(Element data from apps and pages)
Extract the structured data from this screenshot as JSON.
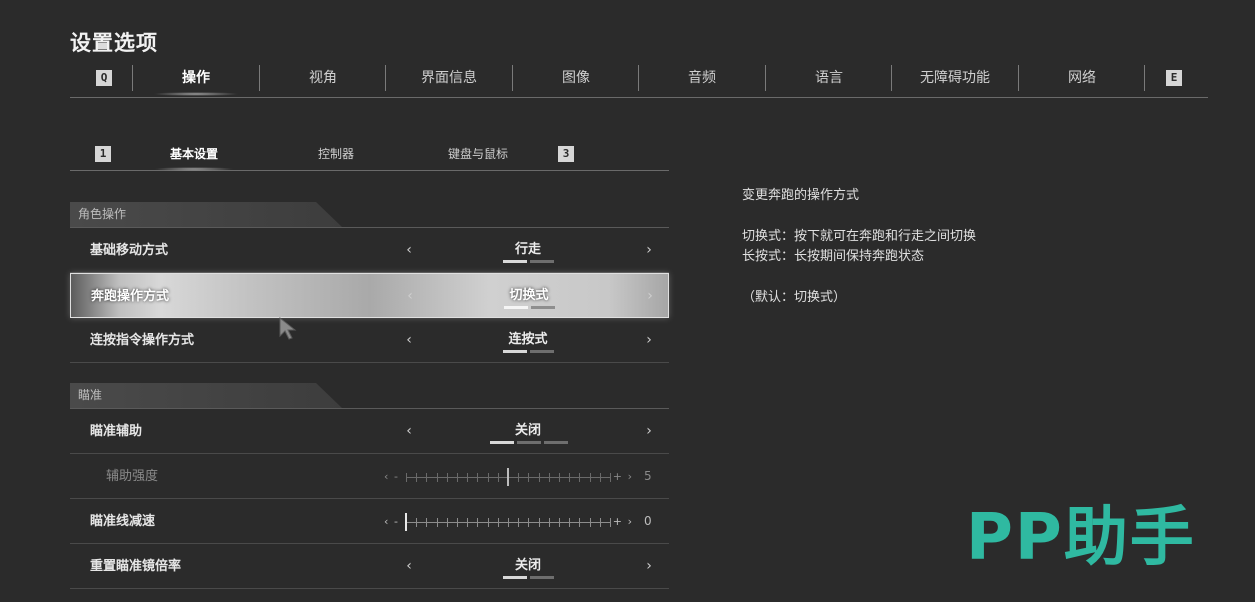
{
  "page_title": "设置选项",
  "top_tabs": {
    "left_key": "Q",
    "right_key": "E",
    "items": [
      "操作",
      "视角",
      "界面信息",
      "图像",
      "音频",
      "语言",
      "无障碍功能",
      "网络"
    ],
    "active_index": 0
  },
  "sub_tabs": {
    "left_key": "1",
    "right_key": "3",
    "items": [
      "基本设置",
      "控制器",
      "键盘与鼠标"
    ],
    "active_index": 0
  },
  "sections": [
    {
      "title": "角色操作",
      "rows": [
        {
          "label": "基础移动方式",
          "type": "select",
          "value": "行走",
          "options_count": 2,
          "selected_index": 0
        },
        {
          "label": "奔跑操作方式",
          "type": "select",
          "value": "切换式",
          "options_count": 2,
          "selected_index": 0,
          "selected": true
        },
        {
          "label": "连按指令操作方式",
          "type": "select",
          "value": "连按式",
          "options_count": 2,
          "selected_index": 0
        }
      ]
    },
    {
      "title": "瞄准",
      "rows": [
        {
          "label": "瞄准辅助",
          "type": "select",
          "value": "关闭",
          "options_count": 3,
          "selected_index": 0
        },
        {
          "label": "辅助强度",
          "type": "slider",
          "value": "5",
          "min": 0,
          "max": 10,
          "disabled": true
        },
        {
          "label": "瞄准线减速",
          "type": "slider",
          "value": "0",
          "min": 0,
          "max": 10
        },
        {
          "label": "重置瞄准镜倍率",
          "type": "select",
          "value": "关闭",
          "options_count": 2,
          "selected_index": 0
        }
      ]
    }
  ],
  "description": {
    "title": "变更奔跑的操作方式",
    "lines": [
      "切换式：按下就可在奔跑和行走之间切换",
      "长按式：长按期间保持奔跑状态"
    ],
    "default_note": "（默认：切换式）"
  },
  "glyphs": {
    "left": "‹",
    "right": "›",
    "minus": "-",
    "plus": "+"
  },
  "watermark": "PP助手"
}
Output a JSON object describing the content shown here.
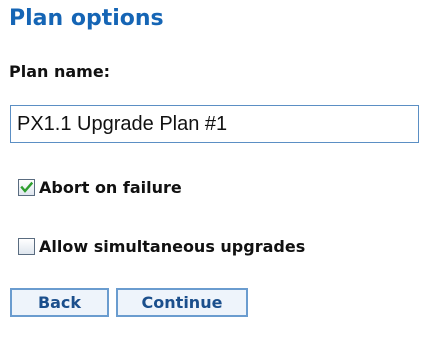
{
  "page": {
    "title": "Plan options"
  },
  "form": {
    "plan_name_label": "Plan name:",
    "plan_name_value": "PX1.1 Upgrade Plan #1",
    "abort_on_failure": {
      "label": "Abort on failure",
      "checked": true
    },
    "allow_simultaneous": {
      "label": "Allow simultaneous upgrades",
      "checked": false
    }
  },
  "buttons": {
    "back_label": "Back",
    "continue_label": "Continue"
  },
  "colors": {
    "title": "#1565b5",
    "button_text": "#1b4f8c",
    "button_border": "#6a9ccf",
    "checkmark": "#2e9e2e"
  }
}
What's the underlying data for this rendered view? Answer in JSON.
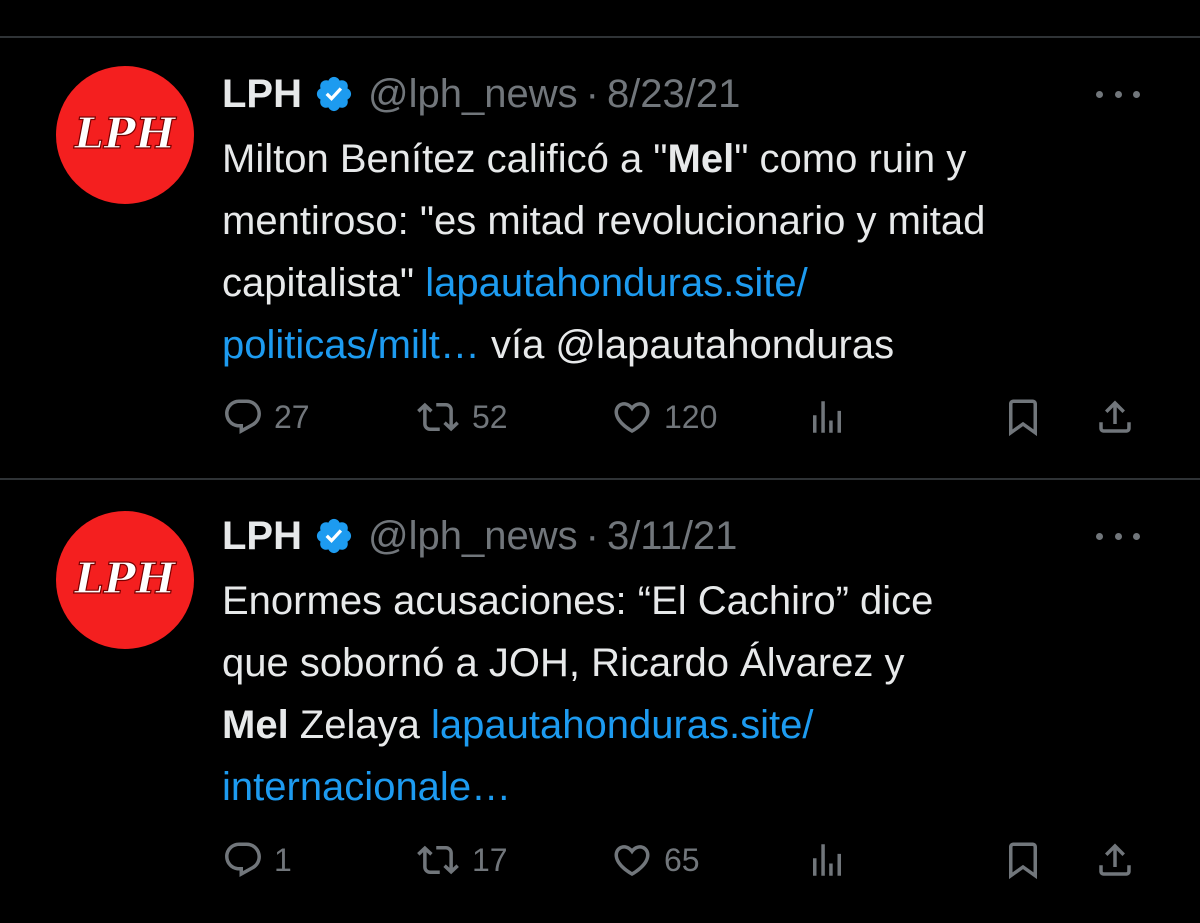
{
  "tweets": [
    {
      "avatar_text": "LPH",
      "name": "LPH",
      "handle": "@lph_news",
      "separator": "·",
      "date": "8/23/21",
      "text": {
        "line1_pre": "Milton Benítez calificó a \"",
        "line1_bold": "Mel",
        "line1_post": "\" como ruin y",
        "line2": "mentiroso: \"es mitad revolucionario y mitad",
        "line3_pre": "capitalista\" ",
        "line3_link": "lapautahonduras.site/",
        "line4_link": "politicas/milt…",
        "line4_post": " vía @lapautahonduras"
      },
      "stats": {
        "replies": "27",
        "reposts": "52",
        "likes": "120"
      }
    },
    {
      "avatar_text": "LPH",
      "name": "LPH",
      "handle": "@lph_news",
      "separator": "·",
      "date": "3/11/21",
      "text": {
        "line1": "Enormes acusaciones: “El Cachiro” dice",
        "line2": "que sobornó a JOH, Ricardo Álvarez y",
        "line3_bold": "Mel",
        "line3_pre_link": " Zelaya ",
        "line3_link": "lapautahonduras.site/",
        "line4_link": "internacionale…"
      },
      "stats": {
        "replies": "1",
        "reposts": "17",
        "likes": "65"
      }
    }
  ],
  "icons": {
    "reply": "reply-icon",
    "repost": "repost-icon",
    "like": "heart-icon",
    "views": "views-chart-icon",
    "bookmark": "bookmark-icon",
    "share": "share-icon",
    "verified": "verified-badge-icon",
    "more": "more-options-icon"
  },
  "colors": {
    "background": "#000000",
    "text": "#e7e9ea",
    "muted": "#71767b",
    "link": "#1d9bf0",
    "verified": "#1d9bf0",
    "avatar": "#f41f1f",
    "divider": "#2f3336"
  }
}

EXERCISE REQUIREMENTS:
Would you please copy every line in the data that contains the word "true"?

EXPECTED ANSWER:
          "selected": true
          "disabled": true
      "checked": true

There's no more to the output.